Standing with another tribe
Standing Rock, North Dakota, is a long way from New Jersey, and for a lot of people here, the plight of a group of Native Americans trying to protect their cherished land may well be a cause too far.
We have oil pipelines closer to home to worry about, leading to and from Linden. We also have near-drought conditions in the state, rebounding gas prices, and a sluggish economy that has lagged behind much of the country.
So why concern ourselves with the Dakota Access Pipeline and a group of people choosing to subject themselves to bitter cold on an arid-looking stretch of land most of us are unlikely to ever visit?
We should care because, however you feel about the fossil fuel industry, we as members of the Jewish community should recognize the plight of Native Americans and their desire to maintain their culture, as we want the same for ourselves. In a sense, Jews and Native Americans are kindred spirits.
Like Jews, Native Americans base their identities on ancient teachings and a commitment to shared values. Despite the long history of dispossession and persecution, poverty and social ills, both peoples have demonstrated continued bravery and perseverance as passionate defenders of their respective faiths.
The example of the Native Americans at Standing Rock is inspiring. With extraordinary discipline, they have adhered to tribal teachings, avoiding violence wherever possible.

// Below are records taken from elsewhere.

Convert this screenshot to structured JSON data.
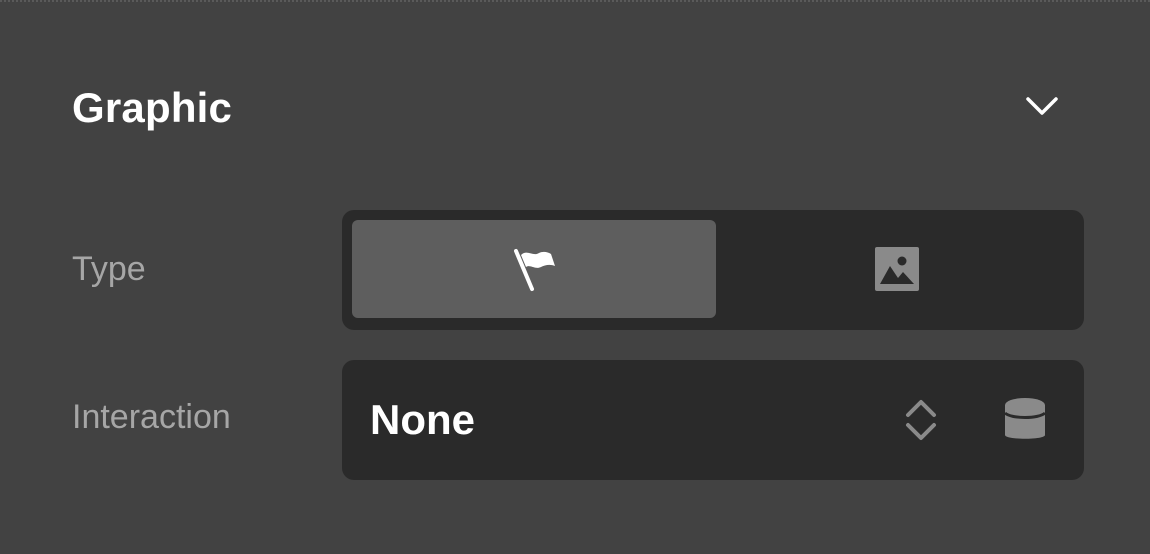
{
  "section": {
    "title": "Graphic",
    "collapse_icon": "chevron-down-icon"
  },
  "type_row": {
    "label": "Type",
    "options": [
      {
        "icon": "flag-icon",
        "selected": true
      },
      {
        "icon": "image-icon",
        "selected": false
      }
    ]
  },
  "interaction_row": {
    "label": "Interaction",
    "value": "None",
    "arrows_icon": "chevron-up-down-icon",
    "data_icon": "database-icon"
  },
  "colors": {
    "panel_bg": "#424242",
    "control_bg": "#2a2a2a",
    "selected_bg": "#5e5e5e",
    "label_text": "#a6a6a6",
    "icon_muted": "#8a8a8a"
  }
}
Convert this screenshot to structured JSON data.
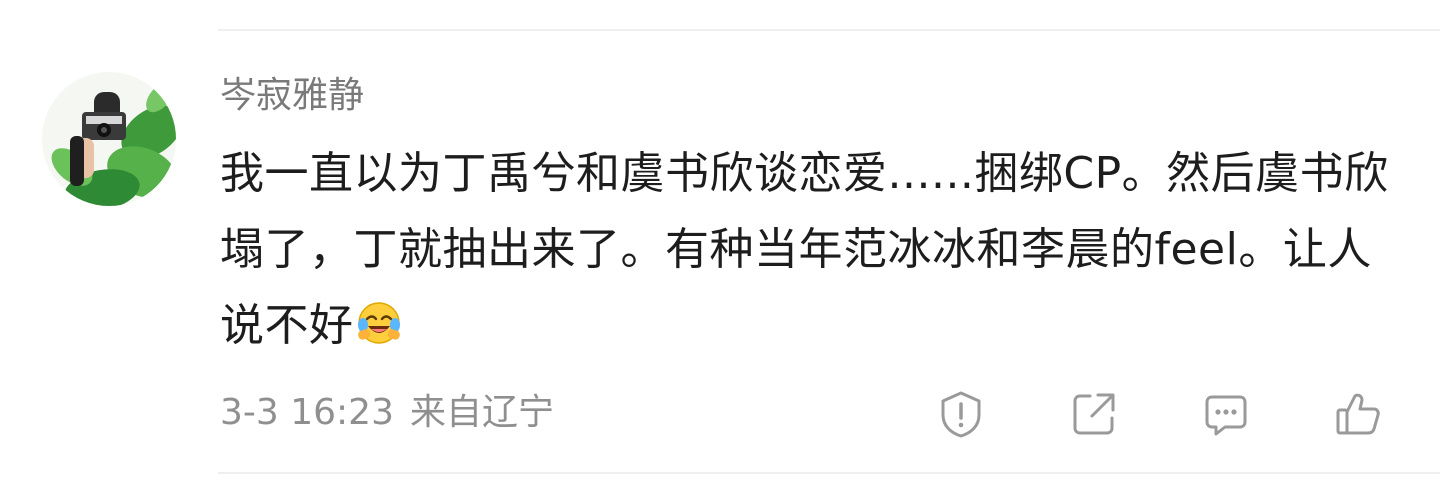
{
  "comment": {
    "username": "岑寂雅静",
    "text": "我一直以为丁禹兮和虞书欣谈恋爱......捆绑CP。然后虞书欣塌了，丁就抽出来了。有种当年范冰冰和李晨的feel。让人说不好",
    "emoji": "laughing-crying-emoji",
    "timestamp": "3-3 16:23",
    "location": "来自辽宁"
  },
  "actions": [
    {
      "name": "report",
      "icon": "shield-exclamation-icon"
    },
    {
      "name": "share",
      "icon": "share-arrow-icon"
    },
    {
      "name": "reply",
      "icon": "comment-bubble-icon"
    },
    {
      "name": "like",
      "icon": "thumbs-up-icon"
    }
  ],
  "colors": {
    "text_primary": "#1d1d1d",
    "text_secondary": "#7a7a7a",
    "icon_gray": "#9a9a9a",
    "divider": "#efefef"
  }
}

They have coordinated construction of shelter; provided food, sanitation, and communication in an attempt to resolve the issue peacefully; and faced down rubber bullets and icy water hoses.
Sen. Cory Booker (D-NJ) has called for a Department of Justice investigation into the tactics used against the protesters and for federal monitors to “ensure that protesters can peacefully assemble and exercise their First Amendment rights.” Though it seemed that their battle was lost, earlier this month the Obama administration gave them a stay of execution, so to speak, citing findings from the Army Corps of Engineers as cause to block — at least temporarily — construction of the stretch of pipeline that was to go under the Missouri River and across sacred burial grounds.
But the company is vowing to push through with its plans, and tribal leaders and those standing with them have warned that the official action might have been no more than a ploy to get them to stand down and turn off the international spotlight. Moreover, President-elect Donald Trump has a financial stake in the pipeline company, so there is good cause to expect that his administration will be less supportive of the Standing Rock protesters than the present one.
For Jews and supporters of Israel, we are all too familiar with outside forces that attempt to delegitimize our traditions and claim our land as their own. And as a people, we know what it’s like to be disregarded because of our small numbers and demonized for our unique religious practices.
Geographically speaking, we’re not close, and at face value our people don’t seem alike. But though the details are different, the principles behind our cause are similar. When we stand with others in their time of need, we have reason to hope they would do the same for us.